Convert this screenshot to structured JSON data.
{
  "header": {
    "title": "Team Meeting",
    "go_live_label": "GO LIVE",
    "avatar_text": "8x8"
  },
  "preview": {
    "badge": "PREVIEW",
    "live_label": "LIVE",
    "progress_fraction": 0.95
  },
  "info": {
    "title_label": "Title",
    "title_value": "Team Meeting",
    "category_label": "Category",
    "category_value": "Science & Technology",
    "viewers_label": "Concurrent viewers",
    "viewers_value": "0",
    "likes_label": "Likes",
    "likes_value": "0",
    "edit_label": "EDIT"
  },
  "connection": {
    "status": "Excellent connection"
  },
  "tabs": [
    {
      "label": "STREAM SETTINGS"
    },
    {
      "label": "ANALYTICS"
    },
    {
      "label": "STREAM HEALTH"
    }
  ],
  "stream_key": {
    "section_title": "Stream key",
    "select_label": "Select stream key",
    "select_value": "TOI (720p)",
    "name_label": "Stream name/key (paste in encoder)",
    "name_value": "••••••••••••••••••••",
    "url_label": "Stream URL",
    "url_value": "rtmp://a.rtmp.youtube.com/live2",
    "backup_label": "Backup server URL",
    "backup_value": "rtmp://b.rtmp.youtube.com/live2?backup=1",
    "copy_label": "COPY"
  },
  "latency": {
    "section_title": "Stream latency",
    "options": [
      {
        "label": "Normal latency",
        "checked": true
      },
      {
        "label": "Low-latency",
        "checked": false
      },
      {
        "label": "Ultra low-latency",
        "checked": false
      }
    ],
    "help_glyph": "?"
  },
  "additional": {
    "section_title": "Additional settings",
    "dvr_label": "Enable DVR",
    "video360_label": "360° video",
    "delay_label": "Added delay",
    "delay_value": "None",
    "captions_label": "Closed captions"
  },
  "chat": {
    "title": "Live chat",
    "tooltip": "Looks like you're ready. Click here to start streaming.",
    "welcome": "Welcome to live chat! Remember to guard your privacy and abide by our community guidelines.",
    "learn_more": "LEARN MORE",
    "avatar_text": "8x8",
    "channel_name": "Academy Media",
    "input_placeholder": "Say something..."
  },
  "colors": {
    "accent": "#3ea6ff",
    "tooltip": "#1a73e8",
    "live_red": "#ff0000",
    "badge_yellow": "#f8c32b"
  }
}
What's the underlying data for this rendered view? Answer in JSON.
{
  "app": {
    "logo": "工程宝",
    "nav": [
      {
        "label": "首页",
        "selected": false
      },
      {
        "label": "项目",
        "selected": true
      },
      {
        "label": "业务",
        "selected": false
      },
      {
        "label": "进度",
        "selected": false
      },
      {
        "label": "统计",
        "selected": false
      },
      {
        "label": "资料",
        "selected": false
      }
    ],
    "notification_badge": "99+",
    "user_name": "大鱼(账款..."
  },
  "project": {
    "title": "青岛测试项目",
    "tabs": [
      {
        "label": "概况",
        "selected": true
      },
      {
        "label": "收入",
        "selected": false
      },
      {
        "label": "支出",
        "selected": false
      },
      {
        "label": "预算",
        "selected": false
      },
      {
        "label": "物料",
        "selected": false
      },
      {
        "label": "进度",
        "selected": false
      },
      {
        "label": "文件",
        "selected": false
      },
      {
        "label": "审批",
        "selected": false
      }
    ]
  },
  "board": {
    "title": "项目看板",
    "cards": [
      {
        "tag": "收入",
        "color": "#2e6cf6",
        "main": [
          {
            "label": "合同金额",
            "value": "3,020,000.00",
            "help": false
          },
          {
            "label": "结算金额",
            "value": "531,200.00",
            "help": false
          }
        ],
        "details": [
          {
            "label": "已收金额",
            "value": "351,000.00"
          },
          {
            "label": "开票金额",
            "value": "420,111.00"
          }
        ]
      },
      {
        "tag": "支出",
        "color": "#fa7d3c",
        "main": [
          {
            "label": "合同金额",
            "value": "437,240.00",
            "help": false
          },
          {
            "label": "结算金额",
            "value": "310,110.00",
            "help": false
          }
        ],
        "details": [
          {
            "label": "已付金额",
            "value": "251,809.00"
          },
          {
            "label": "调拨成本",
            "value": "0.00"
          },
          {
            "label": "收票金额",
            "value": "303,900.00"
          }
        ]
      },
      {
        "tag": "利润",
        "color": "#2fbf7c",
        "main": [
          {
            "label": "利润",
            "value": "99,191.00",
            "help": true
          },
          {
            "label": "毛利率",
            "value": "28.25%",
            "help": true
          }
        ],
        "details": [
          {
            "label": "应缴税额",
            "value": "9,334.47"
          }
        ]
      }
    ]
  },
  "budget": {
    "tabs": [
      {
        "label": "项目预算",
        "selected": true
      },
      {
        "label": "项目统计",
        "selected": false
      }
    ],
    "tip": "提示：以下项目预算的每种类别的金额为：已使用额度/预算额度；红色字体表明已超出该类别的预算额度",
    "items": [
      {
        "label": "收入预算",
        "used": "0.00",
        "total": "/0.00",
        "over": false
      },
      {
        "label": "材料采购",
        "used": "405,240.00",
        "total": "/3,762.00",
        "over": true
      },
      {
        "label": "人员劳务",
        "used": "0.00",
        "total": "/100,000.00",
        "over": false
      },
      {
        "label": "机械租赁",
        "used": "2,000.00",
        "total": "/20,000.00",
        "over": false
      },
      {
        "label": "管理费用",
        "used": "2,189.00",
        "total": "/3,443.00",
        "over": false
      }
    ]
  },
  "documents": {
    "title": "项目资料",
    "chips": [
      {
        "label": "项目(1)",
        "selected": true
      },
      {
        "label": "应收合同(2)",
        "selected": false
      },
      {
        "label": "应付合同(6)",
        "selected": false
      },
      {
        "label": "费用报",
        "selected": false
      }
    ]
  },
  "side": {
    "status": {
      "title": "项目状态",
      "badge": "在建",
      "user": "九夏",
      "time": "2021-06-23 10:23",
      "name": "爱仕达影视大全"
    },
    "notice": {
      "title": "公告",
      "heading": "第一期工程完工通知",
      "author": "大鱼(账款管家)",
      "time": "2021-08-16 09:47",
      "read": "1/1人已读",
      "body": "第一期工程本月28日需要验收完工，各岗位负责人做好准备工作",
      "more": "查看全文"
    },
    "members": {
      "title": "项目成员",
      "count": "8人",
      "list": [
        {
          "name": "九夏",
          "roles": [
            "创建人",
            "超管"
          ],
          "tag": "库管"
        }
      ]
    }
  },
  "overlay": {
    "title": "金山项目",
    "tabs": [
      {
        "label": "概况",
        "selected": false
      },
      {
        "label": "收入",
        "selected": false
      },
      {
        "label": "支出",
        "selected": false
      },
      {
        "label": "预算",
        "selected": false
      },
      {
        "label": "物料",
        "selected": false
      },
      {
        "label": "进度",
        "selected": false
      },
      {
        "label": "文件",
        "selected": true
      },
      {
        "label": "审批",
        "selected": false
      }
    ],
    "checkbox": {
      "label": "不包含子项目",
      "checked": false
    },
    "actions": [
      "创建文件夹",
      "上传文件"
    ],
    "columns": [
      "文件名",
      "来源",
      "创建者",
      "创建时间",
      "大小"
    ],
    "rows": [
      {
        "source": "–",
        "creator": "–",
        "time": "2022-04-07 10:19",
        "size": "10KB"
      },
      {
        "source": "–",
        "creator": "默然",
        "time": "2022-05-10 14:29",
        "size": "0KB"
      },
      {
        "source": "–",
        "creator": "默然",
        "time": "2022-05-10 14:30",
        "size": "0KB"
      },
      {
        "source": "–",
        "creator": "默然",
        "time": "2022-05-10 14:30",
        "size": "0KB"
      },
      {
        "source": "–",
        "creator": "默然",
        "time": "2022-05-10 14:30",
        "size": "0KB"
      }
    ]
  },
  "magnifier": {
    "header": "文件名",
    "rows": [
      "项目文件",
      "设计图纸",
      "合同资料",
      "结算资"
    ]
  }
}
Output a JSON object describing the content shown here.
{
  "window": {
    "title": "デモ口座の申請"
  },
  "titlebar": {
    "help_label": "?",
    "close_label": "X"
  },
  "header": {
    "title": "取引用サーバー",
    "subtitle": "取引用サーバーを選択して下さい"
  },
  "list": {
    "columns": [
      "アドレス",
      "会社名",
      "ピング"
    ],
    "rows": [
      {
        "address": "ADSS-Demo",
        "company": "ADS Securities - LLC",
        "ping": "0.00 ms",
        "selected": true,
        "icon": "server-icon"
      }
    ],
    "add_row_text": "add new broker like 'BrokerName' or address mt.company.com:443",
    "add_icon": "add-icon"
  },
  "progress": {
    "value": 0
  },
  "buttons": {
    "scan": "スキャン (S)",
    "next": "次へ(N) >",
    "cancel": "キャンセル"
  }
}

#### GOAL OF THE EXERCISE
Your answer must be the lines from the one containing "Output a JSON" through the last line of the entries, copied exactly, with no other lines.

#### ANSWER TO THE EXERCISE
Output a JSON object describing the content shown here.
{
  "window": {
    "title": "デモ口座の申請"
  },
  "titlebar": {
    "help_label": "?",
    "close_label": "X"
  },
  "header": {
    "title": "取引用サーバー",
    "subtitle": "取引用サーバーを選択して下さい"
  },
  "list": {
    "columns": [
      "アドレス",
      "会社名",
      "ピング"
    ],
    "rows": [
      {
        "address": "ADSS-Demo",
        "company": "ADS Securities - LLC",
        "ping": "0.00 ms",
        "selected": true,
        "icon": "server-icon"
      }
    ],
    "add_row_text": "add new broker like 'BrokerName' or address mt.company.com:443",
    "add_icon": "add-icon"
  },
  "progress": {
    "value": 0
  },
  "buttons": {
    "scan": "スキャン (S)",
    "next": "次へ(N) >",
    "cancel": "キャンセル"
  }
}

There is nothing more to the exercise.